Wayland Receives COVID Education Grant

PLAINVIEW – Wayland Baptist University is one of 120 colleges and universities that recently received a grant to participate in COVID vaccine education. Funded by the Interfaith Youth Core, the Faith in the Vaccine initiative is meant to address the myths surrounding the vaccine and to educate those communities that have been hesitant to embrace it.

The Faith in the Vaccine program was developed when it became apparent that certain subsets of the population, including African American, Native American and Latino/a populations, are likely to have limited access to and less trust in the vaccine. Politically and religiously conservative white communities also exhibit less trust in the vaccine. Through the IFYC program, college and university student ambassadors will focus educational efforts on those communities to which they have personal ties.

Schools were required to apply for the grant program, answering questions about how they would approach educating the communities they serve. Each school selected to participate was allowed to choose 20 students to be Faith in the Vaccine Ambassadors. Each student receives a $1,500 stipend for the work they will do promoting education about the COVID vaccine. The grant is meant to fund projects and work completed between June and December 2021.

Dr. Justin Lawrence, associate dean of the School of Behavioral and Social Sciences, applied for the grant and will serve as the faculty advisor to the group. Current Wayland students and recent graduates were encouraged to apply to the program. Lawrence then reviewed the applications, selecting 20 students with a variety of social, economic and cultural backgrounds, based on their responses to the application questions. Students have already completed training and are working to develop their education plan.

“Basically, our students are getting the opportunity to educate others about the vaccine,” Lawrence said. “We are not forcing anybody to get the vaccine. We are not attacking you or antagonizing you. We’re just educating you.”

Lawrence said the students participated in a five-hour training session in which they were taught how to answer difficult questions and interact with individuals who oppose the vaccine, or challenge them on their beliefs. Lessons, he said, that will benefit them throughout their careers.

“They are learning how to work in teams and how to help people,” Lawrence said. “This is a project they can talk about and it may help them get jobs down the road because of the skillset they are learning, and the leadership opportunities.”

Lawrence said the group will meet every other week to develop materials and messaging. The work will focus on those communities in which the students are connected. Once some of the students return to campus in the fall, their work will shift to the communities around campus. Recent graduates and students at WBU’s external campuses will continue to work at their location.

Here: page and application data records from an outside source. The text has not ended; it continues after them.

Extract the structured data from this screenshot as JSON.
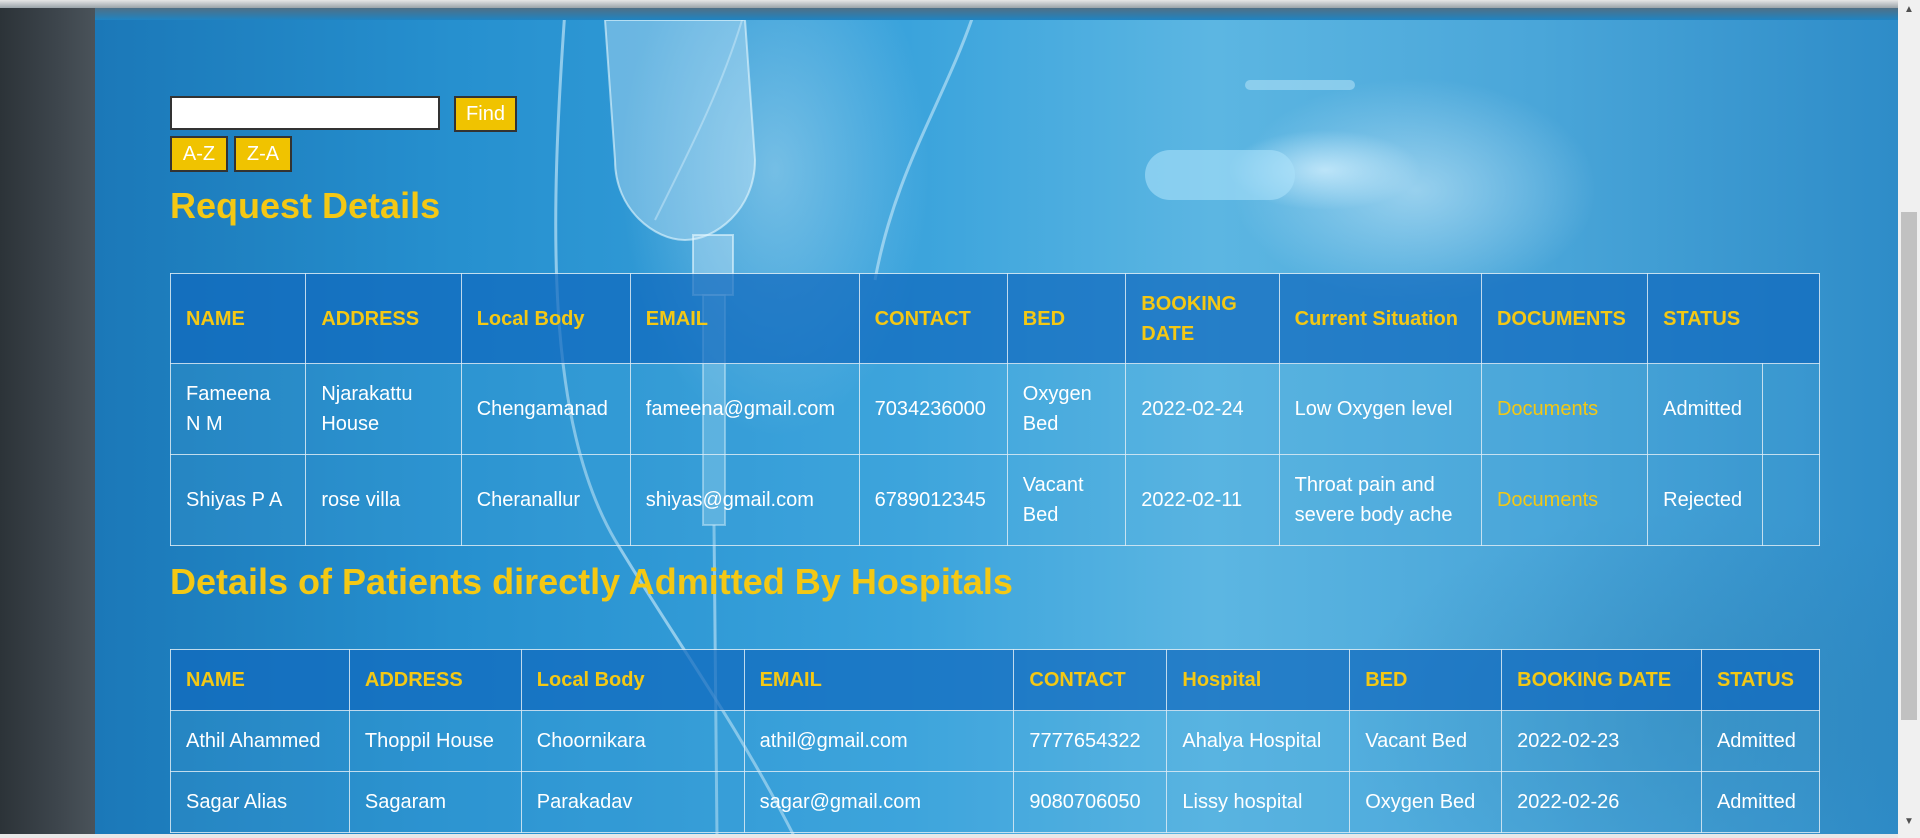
{
  "search": {
    "value": "",
    "find_label": "Find",
    "sort_az_label": "A-Z",
    "sort_za_label": "Z-A"
  },
  "requests": {
    "title": "Request Details",
    "columns": [
      "NAME",
      "ADDRESS",
      "Local Body",
      "EMAIL",
      "CONTACT",
      "BED",
      "BOOKING DATE",
      "Current Situation",
      "DOCUMENTS",
      "STATUS"
    ],
    "rows": [
      {
        "name": "Fameena N M",
        "address": "Njarakattu House",
        "local_body": "Chengamanad",
        "email": "fameena@gmail.com",
        "contact": "7034236000",
        "bed": "Oxygen Bed",
        "booking_date": "2022-02-24",
        "situation": "Low Oxygen level",
        "documents": "Documents",
        "status": "Admitted"
      },
      {
        "name": "Shiyas P A",
        "address": "rose villa",
        "local_body": "Cheranallur",
        "email": "shiyas@gmail.com",
        "contact": "6789012345",
        "bed": "Vacant Bed",
        "booking_date": "2022-02-11",
        "situation": "Throat pain and severe body ache",
        "documents": "Documents",
        "status": "Rejected"
      }
    ]
  },
  "admitted": {
    "title": "Details of Patients directly Admitted By Hospitals",
    "columns": [
      "NAME",
      "ADDRESS",
      "Local Body",
      "EMAIL",
      "CONTACT",
      "Hospital",
      "BED",
      "BOOKING DATE",
      "STATUS"
    ],
    "rows": [
      {
        "name": "Athil Ahammed",
        "address": "Thoppil House",
        "local_body": "Choornikara",
        "email": "athil@gmail.com",
        "contact": "7777654322",
        "hospital": "Ahalya Hospital",
        "bed": "Vacant Bed",
        "booking_date": "2022-02-23",
        "status": "Admitted"
      },
      {
        "name": "Sagar Alias",
        "address": "Sagaram",
        "local_body": "Parakadav",
        "email": "sagar@gmail.com",
        "contact": "9080706050",
        "hospital": "Lissy hospital",
        "bed": "Oxygen Bed",
        "booking_date": "2022-02-26",
        "status": "Admitted"
      }
    ]
  },
  "colors": {
    "accent_yellow": "#f4c814",
    "button_yellow": "#f0c300",
    "header_blue": "#1069be"
  },
  "icons": {
    "scroll_up": "scroll-up-arrow-icon",
    "scroll_down": "scroll-down-arrow-icon"
  }
}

Initial plans for the group are focusing on spreading the word through social media and YouTube. They will also visit community non-profit organizations and churches where they can present their information, and will be developing educational pieces such as flyers and brochures that can be handed out to individuals.

Lawrence said the primary goal is to simply make a difference.

“This is about service,” he said. “Students are able to get out there and serve their community and maybe they can articulate something in a way that somebody else couldn’t. Sometimes people need to hear it from somebody else, and that is what we will be doing.”

For more information or to have the ambassadors speak to your organization, contact Dr. Lawrence at lawrencej@wbu.edu.